- **PROBLEM TO SOLVE**: Return every line below in which "kind" appears.

=== RECORDED DATA ===

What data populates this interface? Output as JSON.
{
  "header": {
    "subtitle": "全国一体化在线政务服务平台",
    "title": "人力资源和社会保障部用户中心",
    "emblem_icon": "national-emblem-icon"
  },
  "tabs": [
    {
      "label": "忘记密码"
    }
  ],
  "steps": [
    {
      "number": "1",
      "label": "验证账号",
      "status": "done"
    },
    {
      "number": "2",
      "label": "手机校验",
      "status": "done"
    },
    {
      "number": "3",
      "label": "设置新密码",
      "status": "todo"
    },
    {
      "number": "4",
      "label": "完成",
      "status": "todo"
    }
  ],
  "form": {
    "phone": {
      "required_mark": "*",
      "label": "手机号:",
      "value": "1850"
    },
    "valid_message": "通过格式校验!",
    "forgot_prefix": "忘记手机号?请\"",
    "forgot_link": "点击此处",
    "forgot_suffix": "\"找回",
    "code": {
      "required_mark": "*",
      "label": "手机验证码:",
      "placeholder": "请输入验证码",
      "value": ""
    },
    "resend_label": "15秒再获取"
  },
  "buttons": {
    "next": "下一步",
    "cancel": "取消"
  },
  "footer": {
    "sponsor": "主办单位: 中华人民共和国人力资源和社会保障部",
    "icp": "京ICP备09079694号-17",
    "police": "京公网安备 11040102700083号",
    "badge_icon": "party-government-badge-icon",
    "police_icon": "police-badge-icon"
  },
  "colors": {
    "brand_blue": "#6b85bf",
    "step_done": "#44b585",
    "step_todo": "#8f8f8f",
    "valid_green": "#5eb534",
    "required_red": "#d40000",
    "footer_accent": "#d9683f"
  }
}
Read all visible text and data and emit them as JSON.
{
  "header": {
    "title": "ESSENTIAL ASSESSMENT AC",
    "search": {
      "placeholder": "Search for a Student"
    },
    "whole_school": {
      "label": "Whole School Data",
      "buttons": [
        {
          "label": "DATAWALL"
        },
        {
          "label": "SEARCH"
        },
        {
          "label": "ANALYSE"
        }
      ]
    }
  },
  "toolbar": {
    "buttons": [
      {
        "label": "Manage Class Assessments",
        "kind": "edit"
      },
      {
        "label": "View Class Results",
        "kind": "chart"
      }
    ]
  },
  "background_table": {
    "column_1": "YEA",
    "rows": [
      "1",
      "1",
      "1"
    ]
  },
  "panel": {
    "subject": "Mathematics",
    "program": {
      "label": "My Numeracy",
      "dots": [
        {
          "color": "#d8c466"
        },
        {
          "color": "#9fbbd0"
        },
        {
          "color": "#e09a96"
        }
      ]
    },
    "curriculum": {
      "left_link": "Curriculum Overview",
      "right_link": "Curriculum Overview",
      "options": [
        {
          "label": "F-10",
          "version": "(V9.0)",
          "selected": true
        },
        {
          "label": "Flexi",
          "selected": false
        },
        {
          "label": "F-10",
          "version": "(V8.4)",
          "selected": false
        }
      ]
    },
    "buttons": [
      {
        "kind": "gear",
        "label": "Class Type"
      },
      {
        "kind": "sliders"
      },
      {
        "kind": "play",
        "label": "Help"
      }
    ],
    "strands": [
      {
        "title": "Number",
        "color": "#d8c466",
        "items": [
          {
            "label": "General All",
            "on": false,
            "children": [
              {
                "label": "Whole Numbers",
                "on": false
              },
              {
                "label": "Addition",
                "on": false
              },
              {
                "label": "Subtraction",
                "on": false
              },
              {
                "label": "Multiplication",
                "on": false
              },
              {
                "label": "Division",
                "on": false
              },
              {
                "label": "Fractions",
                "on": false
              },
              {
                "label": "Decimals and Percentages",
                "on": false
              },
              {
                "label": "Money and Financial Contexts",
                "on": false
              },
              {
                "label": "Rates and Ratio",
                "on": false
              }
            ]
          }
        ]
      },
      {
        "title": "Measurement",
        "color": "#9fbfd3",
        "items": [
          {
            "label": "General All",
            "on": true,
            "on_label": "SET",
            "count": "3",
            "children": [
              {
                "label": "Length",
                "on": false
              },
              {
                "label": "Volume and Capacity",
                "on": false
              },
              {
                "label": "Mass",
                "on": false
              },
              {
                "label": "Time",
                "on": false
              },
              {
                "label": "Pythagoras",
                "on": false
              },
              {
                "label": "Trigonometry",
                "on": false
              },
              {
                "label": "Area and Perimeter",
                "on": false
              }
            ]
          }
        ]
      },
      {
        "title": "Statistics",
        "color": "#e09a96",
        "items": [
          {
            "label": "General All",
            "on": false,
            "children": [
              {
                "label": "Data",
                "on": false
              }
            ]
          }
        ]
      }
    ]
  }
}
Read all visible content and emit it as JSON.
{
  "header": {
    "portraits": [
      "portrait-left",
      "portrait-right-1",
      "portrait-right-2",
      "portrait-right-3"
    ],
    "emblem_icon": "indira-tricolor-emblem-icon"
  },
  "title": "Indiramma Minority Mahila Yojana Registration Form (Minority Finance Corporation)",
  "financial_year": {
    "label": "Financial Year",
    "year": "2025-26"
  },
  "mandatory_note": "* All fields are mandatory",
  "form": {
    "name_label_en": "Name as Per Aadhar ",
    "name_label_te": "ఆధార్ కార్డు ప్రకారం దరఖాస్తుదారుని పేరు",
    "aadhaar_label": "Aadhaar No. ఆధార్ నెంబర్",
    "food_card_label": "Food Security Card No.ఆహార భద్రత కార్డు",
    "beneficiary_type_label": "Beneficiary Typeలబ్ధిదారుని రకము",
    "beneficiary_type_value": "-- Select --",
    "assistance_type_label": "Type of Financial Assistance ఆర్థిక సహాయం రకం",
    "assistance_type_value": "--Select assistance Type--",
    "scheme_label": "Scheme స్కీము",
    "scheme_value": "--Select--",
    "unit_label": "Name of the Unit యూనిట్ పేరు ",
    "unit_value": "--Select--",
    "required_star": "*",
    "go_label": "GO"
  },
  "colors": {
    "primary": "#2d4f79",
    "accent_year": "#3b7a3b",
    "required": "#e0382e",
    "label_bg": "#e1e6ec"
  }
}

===

- **RESULT FOR THIS TASK**:
        "kind": "edit"
        "kind": "chart"
        "kind": "gear",
        "kind": "sliders"
        "kind": "play",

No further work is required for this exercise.